> [What to do] Read through the listing below, and copy every line where the string "Test" appears.

····················

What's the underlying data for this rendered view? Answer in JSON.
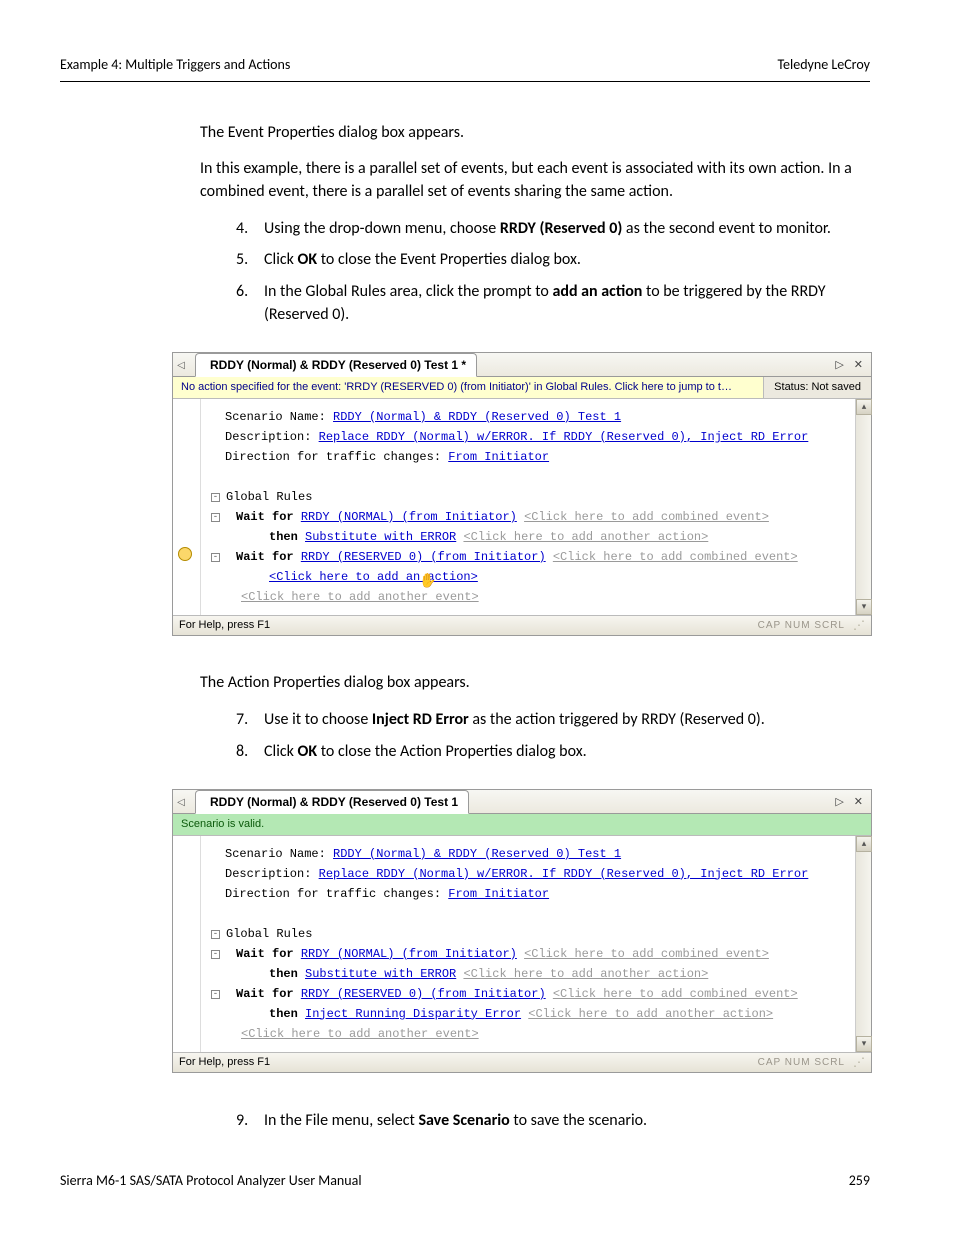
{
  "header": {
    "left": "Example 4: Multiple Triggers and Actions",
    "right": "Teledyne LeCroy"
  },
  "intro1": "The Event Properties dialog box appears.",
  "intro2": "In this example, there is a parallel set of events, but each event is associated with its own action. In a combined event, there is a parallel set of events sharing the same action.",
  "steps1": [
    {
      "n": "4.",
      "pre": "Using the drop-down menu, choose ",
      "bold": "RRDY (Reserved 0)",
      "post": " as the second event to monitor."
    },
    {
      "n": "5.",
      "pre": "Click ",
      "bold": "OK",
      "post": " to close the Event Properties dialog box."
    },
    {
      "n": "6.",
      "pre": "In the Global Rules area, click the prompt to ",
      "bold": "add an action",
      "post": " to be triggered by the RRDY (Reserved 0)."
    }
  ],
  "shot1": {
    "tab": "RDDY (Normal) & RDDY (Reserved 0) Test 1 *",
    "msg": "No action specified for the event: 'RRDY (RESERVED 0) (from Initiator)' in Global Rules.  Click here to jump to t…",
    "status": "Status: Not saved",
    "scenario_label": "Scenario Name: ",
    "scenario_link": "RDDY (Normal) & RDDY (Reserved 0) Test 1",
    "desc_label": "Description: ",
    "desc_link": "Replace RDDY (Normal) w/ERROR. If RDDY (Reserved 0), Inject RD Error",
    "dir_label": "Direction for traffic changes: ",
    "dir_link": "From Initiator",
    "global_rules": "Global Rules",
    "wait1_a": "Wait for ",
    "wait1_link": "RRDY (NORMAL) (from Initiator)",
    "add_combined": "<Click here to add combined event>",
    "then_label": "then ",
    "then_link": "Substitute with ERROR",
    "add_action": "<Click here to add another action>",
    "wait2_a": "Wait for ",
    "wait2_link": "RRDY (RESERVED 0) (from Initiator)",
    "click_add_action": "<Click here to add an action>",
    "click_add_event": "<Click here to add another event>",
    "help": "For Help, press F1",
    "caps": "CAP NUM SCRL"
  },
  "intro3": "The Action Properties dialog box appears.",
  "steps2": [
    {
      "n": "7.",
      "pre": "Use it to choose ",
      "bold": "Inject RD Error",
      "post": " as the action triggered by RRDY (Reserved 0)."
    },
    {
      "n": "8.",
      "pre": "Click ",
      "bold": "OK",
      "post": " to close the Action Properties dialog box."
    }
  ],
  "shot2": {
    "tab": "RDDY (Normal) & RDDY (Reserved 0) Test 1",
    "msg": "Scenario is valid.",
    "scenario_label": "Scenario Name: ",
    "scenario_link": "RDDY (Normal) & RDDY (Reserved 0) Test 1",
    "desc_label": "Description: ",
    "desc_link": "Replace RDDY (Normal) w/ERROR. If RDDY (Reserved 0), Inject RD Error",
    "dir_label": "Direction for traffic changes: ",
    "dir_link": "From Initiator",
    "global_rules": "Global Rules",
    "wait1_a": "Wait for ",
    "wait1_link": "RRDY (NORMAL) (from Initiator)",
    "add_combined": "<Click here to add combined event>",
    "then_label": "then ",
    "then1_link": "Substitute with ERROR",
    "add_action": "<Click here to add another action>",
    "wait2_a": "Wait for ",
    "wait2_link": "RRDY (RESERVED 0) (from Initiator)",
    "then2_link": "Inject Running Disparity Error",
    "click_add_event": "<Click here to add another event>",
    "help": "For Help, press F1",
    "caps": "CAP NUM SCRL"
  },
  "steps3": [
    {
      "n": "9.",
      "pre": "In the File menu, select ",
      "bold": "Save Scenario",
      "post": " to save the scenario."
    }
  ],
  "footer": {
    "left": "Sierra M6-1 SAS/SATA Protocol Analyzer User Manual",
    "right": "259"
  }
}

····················

> [Exercise response]
    "tab": "RDDY (Normal) & RDDY (Reserved 0) Test 1 *",
    "scenario_link": "RDDY (Normal) & RDDY (Reserved 0) Test 1",
    "tab": "RDDY (Normal) & RDDY (Reserved 0) Test 1",
    "scenario_link": "RDDY (Normal) & RDDY (Reserved 0) Test 1",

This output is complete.